In the last crash (mid 90's) rents actually came down. As house prices fell, so did rents. I remember apartments that were going for close to $1000 falling to around $700. I expect that the same thing will happen this time. All those empty homes will cause a glut of rentals which will be competing with each other and against apartments.

There is already an excess of rental units in the IE. There is something like a 10% vacancy rate. So there are plenty of places for the people to go that lose a home.
If things get really bad people will leave the area creating more vacancies. Many of the apartment units are running specials right now because of the high vacancy rate. You can get free LCD TVs, free rent for two or three months etc, if you look around.

Briar said...

I hope it happens by next summer when my lease is up. I'm paying $1570/month for what seems like a tiny 1000 sq feet with an attached garage, and although I like where I am and it has great services, etc., it's way too much. I didn't have much time to look when I was moving here and I felt safer there than the other places I looked. Now that I know my way around, I know I could find something nice for much less. Ideally I like to rent a condo from a private owner but what I see listed on craigslist so far seems way too high.

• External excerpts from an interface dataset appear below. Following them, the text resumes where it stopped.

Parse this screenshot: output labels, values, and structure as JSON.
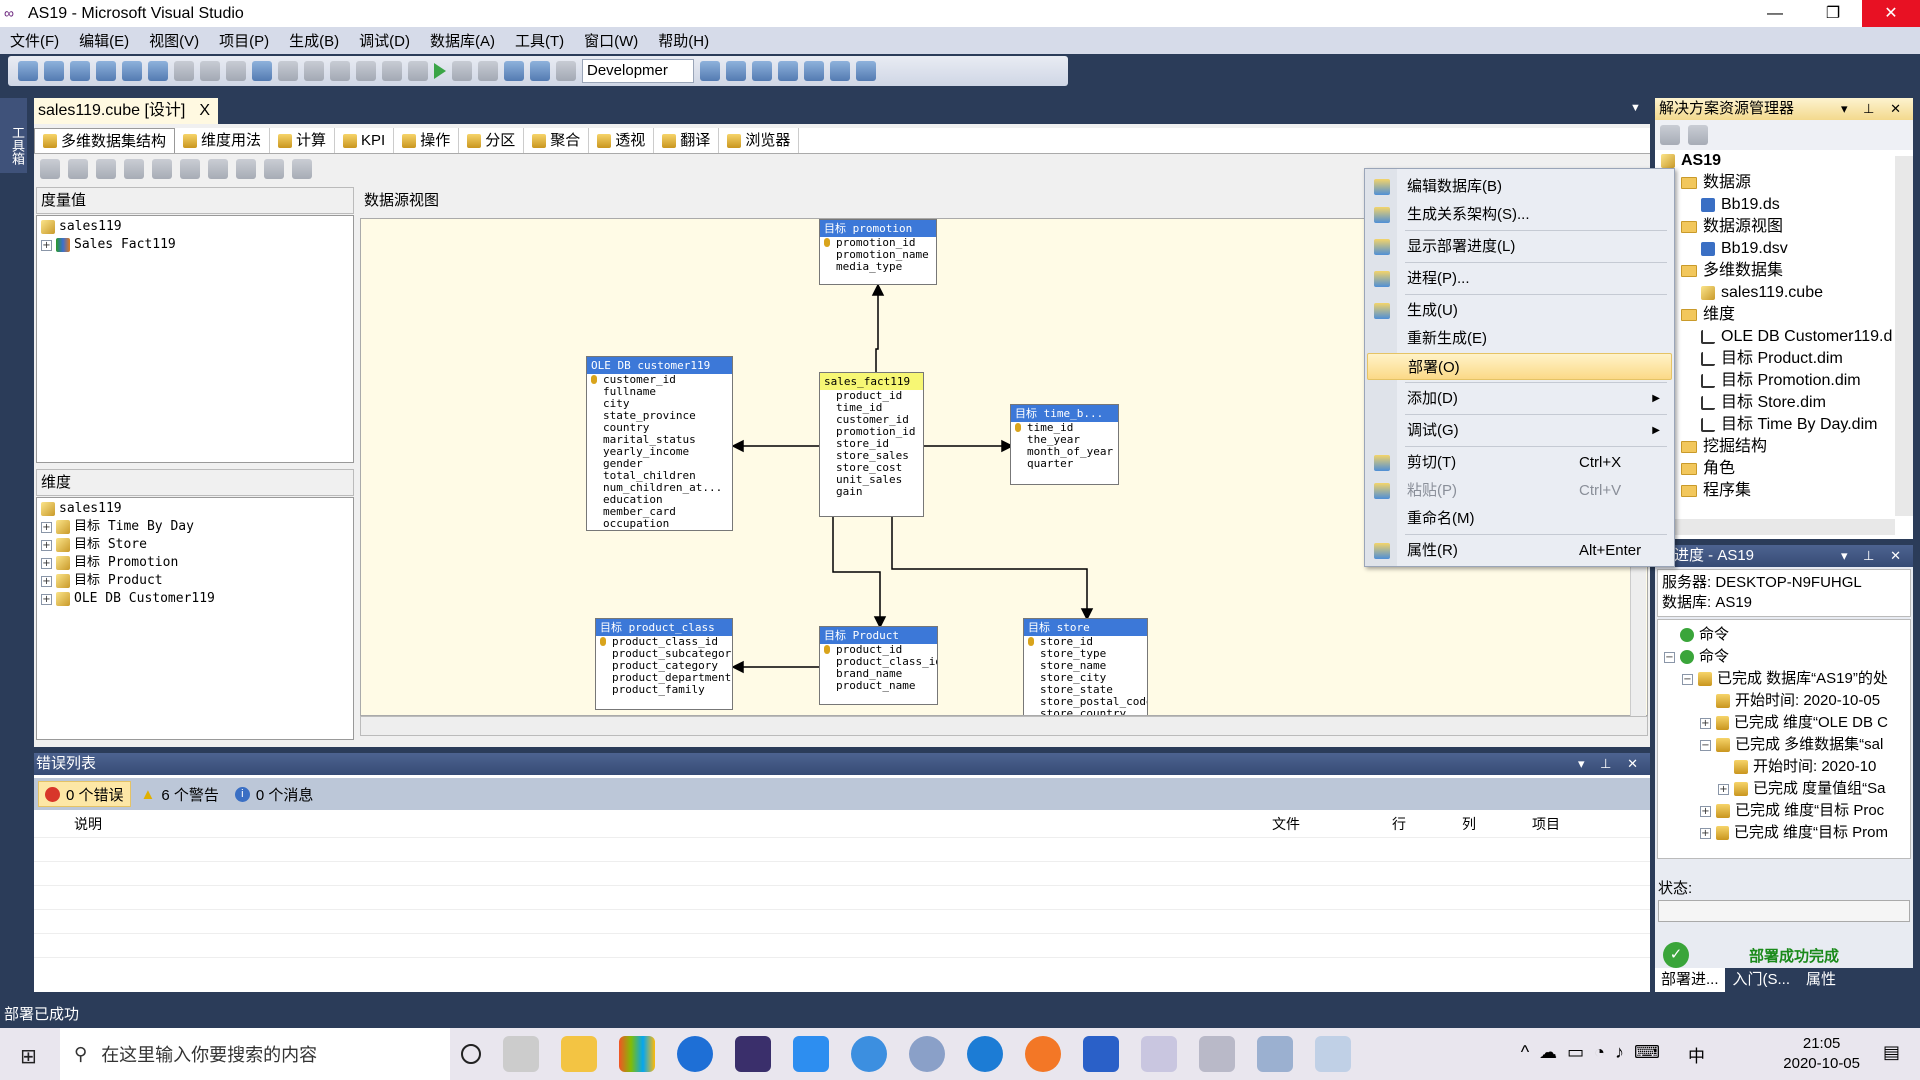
{
  "window": {
    "title": "AS19 - Microsoft Visual Studio",
    "minimize": "—",
    "restore": "❐",
    "close": "✕"
  },
  "menu": [
    "文件(F)",
    "编辑(E)",
    "视图(V)",
    "项目(P)",
    "生成(B)",
    "调试(D)",
    "数据库(A)",
    "工具(T)",
    "窗口(W)",
    "帮助(H)"
  ],
  "toolbar": {
    "config": "Developmer"
  },
  "toolbox": {
    "label": "工具箱"
  },
  "doc_tab": {
    "label": "sales119.cube [设计]",
    "close": "X"
  },
  "sub_tabs": [
    "多维数据集结构",
    "维度用法",
    "计算",
    "KPI",
    "操作",
    "分区",
    "聚合",
    "透视",
    "翻译",
    "浏览器"
  ],
  "measures": {
    "header": "度量值",
    "root": "sales119",
    "items": [
      "Sales Fact119"
    ]
  },
  "dimensions": {
    "header": "维度",
    "root": "sales119",
    "items": [
      "目标 Time By Day",
      "目标 Store",
      "目标 Promotion",
      "目标 Product",
      "OLE DB Customer119"
    ]
  },
  "dsv": {
    "header": "数据源视图",
    "tables": [
      {
        "title": "目标 promotion",
        "columns": [
          "promotion_id",
          "promotion_name",
          "media_type"
        ],
        "key": 0
      },
      {
        "title": "OLE DB customer119",
        "columns": [
          "customer_id",
          "fullname",
          "city",
          "state_province",
          "country",
          "marital_status",
          "yearly_income",
          "gender",
          "total_children",
          "num_children_at...",
          "education",
          "member_card",
          "occupation"
        ],
        "key": 0
      },
      {
        "title": "sales_fact119",
        "columns": [
          "product_id",
          "time_id",
          "customer_id",
          "promotion_id",
          "store_id",
          "store_sales",
          "store_cost",
          "unit_sales",
          "gain"
        ],
        "key": -1,
        "fact": true
      },
      {
        "title": "目标 time_b...",
        "columns": [
          "time_id",
          "the_year",
          "month_of_year",
          "quarter"
        ],
        "key": 0
      },
      {
        "title": "目标 product_class",
        "columns": [
          "product_class_id",
          "product_subcategory",
          "product_category",
          "product_department",
          "product_family"
        ],
        "key": 0
      },
      {
        "title": "目标 Product",
        "columns": [
          "product_id",
          "product_class_id",
          "brand_name",
          "product_name"
        ],
        "key": 0
      },
      {
        "title": "目标 store",
        "columns": [
          "store_id",
          "store_type",
          "store_name",
          "store_city",
          "store_state",
          "store_postal_code",
          "store_country"
        ],
        "key": 0
      }
    ]
  },
  "error_list": {
    "title": "错误列表",
    "errors": "0 个错误",
    "warnings": "6 个警告",
    "messages": "0 个消息",
    "columns": [
      "说明",
      "文件",
      "行",
      "列",
      "项目"
    ]
  },
  "solution_explorer": {
    "title": "解决方案资源管理器",
    "items": [
      {
        "label": "AS19",
        "level": 0,
        "type": "project"
      },
      {
        "label": "数据源",
        "level": 1,
        "type": "folder"
      },
      {
        "label": "Bb19.ds",
        "level": 2,
        "type": "ds"
      },
      {
        "label": "数据源视图",
        "level": 1,
        "type": "folder"
      },
      {
        "label": "Bb19.dsv",
        "level": 2,
        "type": "ds"
      },
      {
        "label": "多维数据集",
        "level": 1,
        "type": "folder"
      },
      {
        "label": "sales119.cube",
        "level": 2,
        "type": "cube"
      },
      {
        "label": "维度",
        "level": 1,
        "type": "folder"
      },
      {
        "label": "OLE DB Customer119.d",
        "level": 2,
        "type": "dim"
      },
      {
        "label": "目标 Product.dim",
        "level": 2,
        "type": "dim"
      },
      {
        "label": "目标 Promotion.dim",
        "level": 2,
        "type": "dim"
      },
      {
        "label": "目标 Store.dim",
        "level": 2,
        "type": "dim"
      },
      {
        "label": "目标 Time By Day.dim",
        "level": 2,
        "type": "dim"
      },
      {
        "label": "挖掘结构",
        "level": 1,
        "type": "folder"
      },
      {
        "label": "角色",
        "level": 1,
        "type": "folder"
      },
      {
        "label": "程序集",
        "level": 1,
        "type": "folder"
      }
    ]
  },
  "context_menu": [
    {
      "label": "编辑数据库(B)",
      "icon": "edit-database-icon"
    },
    {
      "label": "生成关系架构(S)...",
      "icon": "generate-schema-icon",
      "sep_after": true
    },
    {
      "label": "显示部署进度(L)",
      "icon": "deploy-progress-icon",
      "sep_after": true
    },
    {
      "label": "进程(P)...",
      "icon": "process-icon",
      "sep_after": true
    },
    {
      "label": "生成(U)",
      "icon": "build-icon"
    },
    {
      "label": "重新生成(E)"
    },
    {
      "label": "部署(O)",
      "highlighted": true,
      "sep_after": true
    },
    {
      "label": "添加(D)",
      "submenu": true,
      "sep_after": true
    },
    {
      "label": "调试(G)",
      "submenu": true,
      "sep_after": true
    },
    {
      "label": "剪切(T)",
      "shortcut": "Ctrl+X",
      "icon": "scissors-icon"
    },
    {
      "label": "粘贴(P)",
      "shortcut": "Ctrl+V",
      "icon": "paste-icon",
      "disabled": true
    },
    {
      "label": "重命名(M)",
      "sep_after": true
    },
    {
      "label": "属性(R)",
      "shortcut": "Alt+Enter",
      "icon": "properties-icon"
    }
  ],
  "deploy_progress": {
    "title": "署进度 - AS19",
    "server": "服务器: DESKTOP-N9FUHGL",
    "database": "数据库: AS19",
    "items": [
      {
        "label": "命令",
        "level": 0,
        "pm": ""
      },
      {
        "label": "命令",
        "level": 0,
        "pm": "−"
      },
      {
        "label": "已完成 数据库“AS19”的处",
        "level": 1,
        "pm": "−"
      },
      {
        "label": "开始时间: 2020-10-05",
        "level": 2,
        "pm": ""
      },
      {
        "label": "已完成 维度“OLE DB C",
        "level": 2,
        "pm": "+"
      },
      {
        "label": "已完成 多维数据集“sal",
        "level": 2,
        "pm": "−"
      },
      {
        "label": "开始时间: 2020-10",
        "level": 3,
        "pm": ""
      },
      {
        "label": "已完成 度量值组“Sa",
        "level": 3,
        "pm": "+"
      },
      {
        "label": "已完成 维度“目标 Proc",
        "level": 2,
        "pm": "+"
      },
      {
        "label": "已完成 维度“目标 Prom",
        "level": 2,
        "pm": "+"
      }
    ],
    "status_label": "状态:",
    "result": "部署成功完成",
    "result_color": "#1a8a1a",
    "tabs": [
      "部署进...",
      "入门(S...",
      "属性"
    ]
  },
  "status_bar": {
    "text": "部署已成功"
  },
  "taskbar": {
    "search_placeholder": "在这里输入你要搜索的内容",
    "time": "21:05",
    "date": "2020-10-05",
    "ime": "中"
  }
}
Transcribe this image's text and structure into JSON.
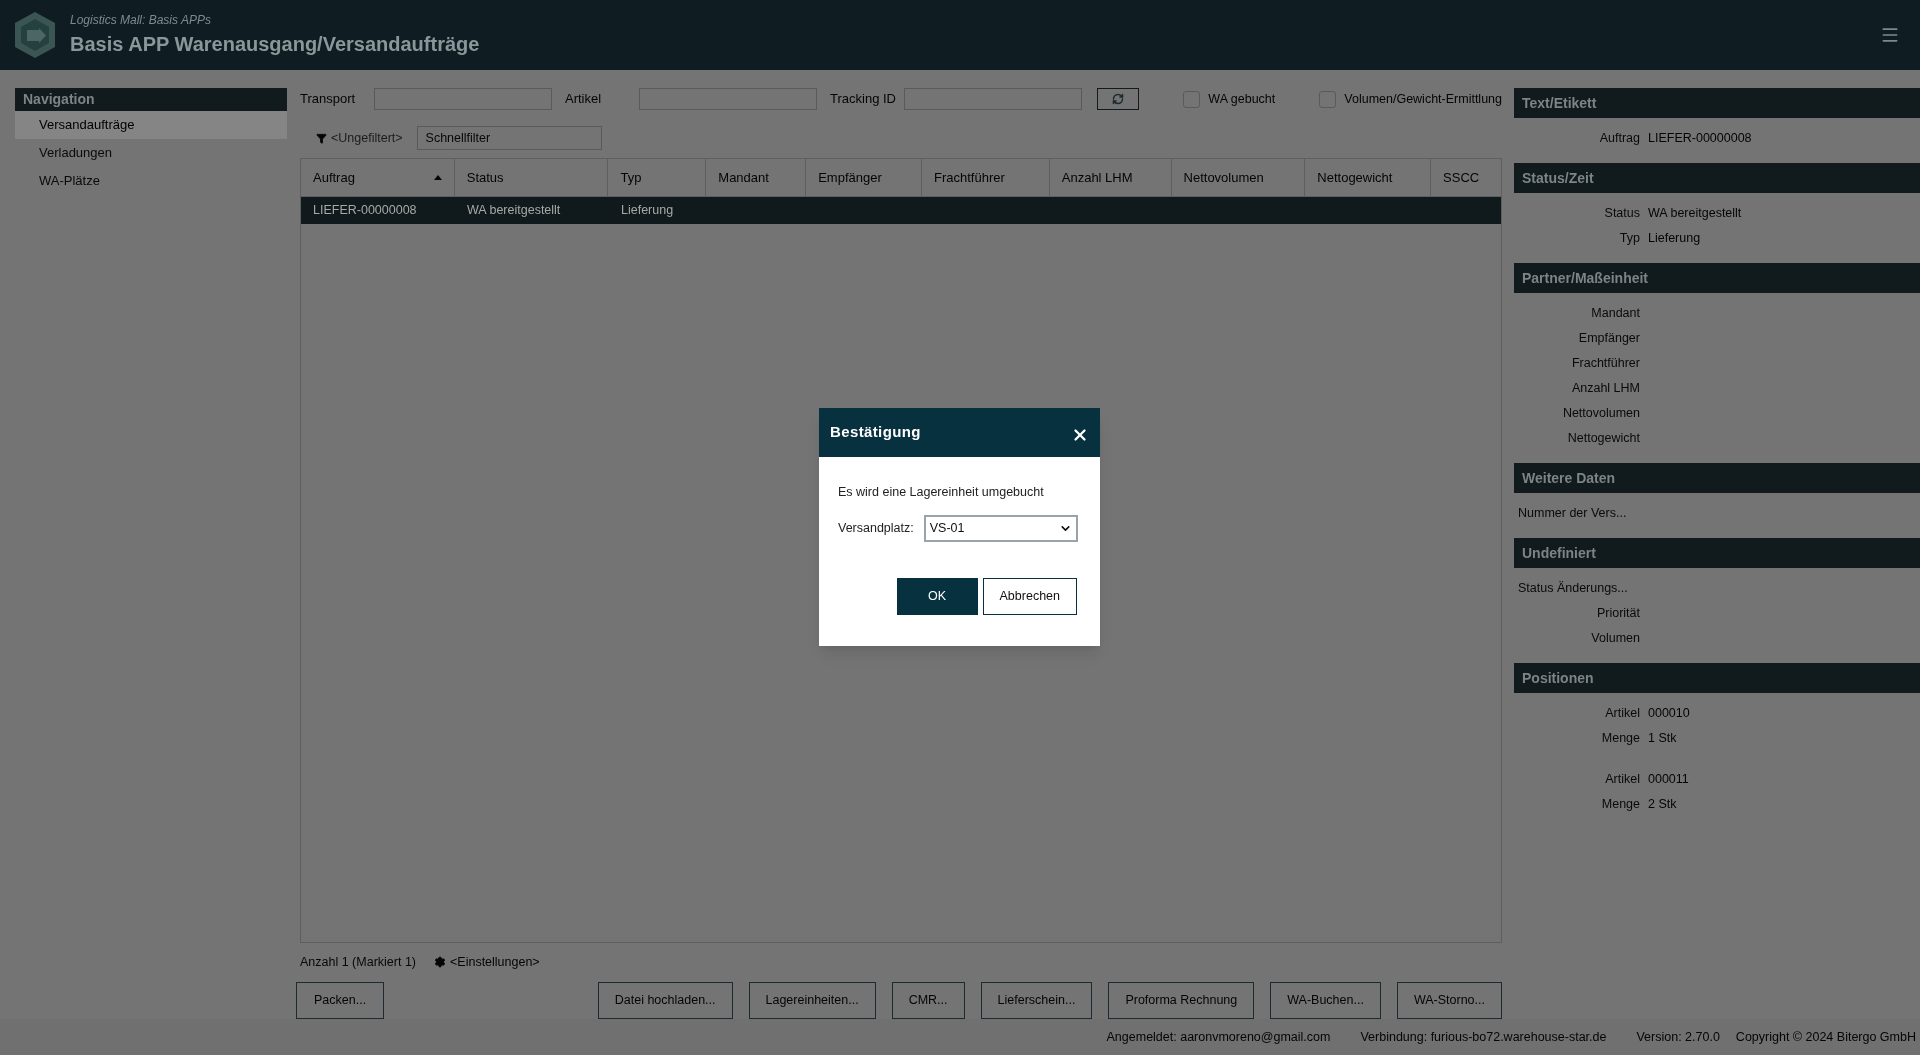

I'd like to know who came up with the brilliant idea of "pet rent." I don't mind paying a deposit, because I know some pets can be destructive, though my little angels aren't. But having to pay $50 per month for my two mild-mannered cats really burns me. They're going to have to get part time jobs and start paying their own way.

My other plan is to buy a house with a pool in Palm Springs and commute an ungodly distance until I retire, but that's probably just a pipe dream.

FairEconomist said...

The Central Valley, probably the worst-hit area, has "N/A" for its median price. Hmmm. Well, I'm sure that's just a coincidence - we all know how objective the CAR is.

Anonymous said...

My brother in law just rented a 3 bedroom house in Moval with a 2 car garage and a pool for $1250/mo. It's a nice house in a decent area. The owner originally wanted $1700 but my BIL talked him down to $1250.